● **WHAT NEEDS TO BE DONE**
Look through the material beneath and copy each line with the word "title".

● **SUPPLIED DATA**
------------
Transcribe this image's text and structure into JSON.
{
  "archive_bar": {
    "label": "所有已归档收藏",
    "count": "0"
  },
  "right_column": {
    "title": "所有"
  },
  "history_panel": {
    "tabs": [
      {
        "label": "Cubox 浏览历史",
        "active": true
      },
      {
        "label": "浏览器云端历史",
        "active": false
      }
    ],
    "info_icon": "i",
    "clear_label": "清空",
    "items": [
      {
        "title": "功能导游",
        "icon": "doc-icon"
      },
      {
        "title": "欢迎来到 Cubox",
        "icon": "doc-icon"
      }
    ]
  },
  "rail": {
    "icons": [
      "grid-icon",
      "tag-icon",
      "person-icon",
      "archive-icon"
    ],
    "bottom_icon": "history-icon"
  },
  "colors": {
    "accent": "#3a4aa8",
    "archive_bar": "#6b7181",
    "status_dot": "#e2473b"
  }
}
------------
● **EXERCISE ANSWER**
    "title": "所有"
        "title": "功能导游",
        "title": "欢迎来到 Cubox",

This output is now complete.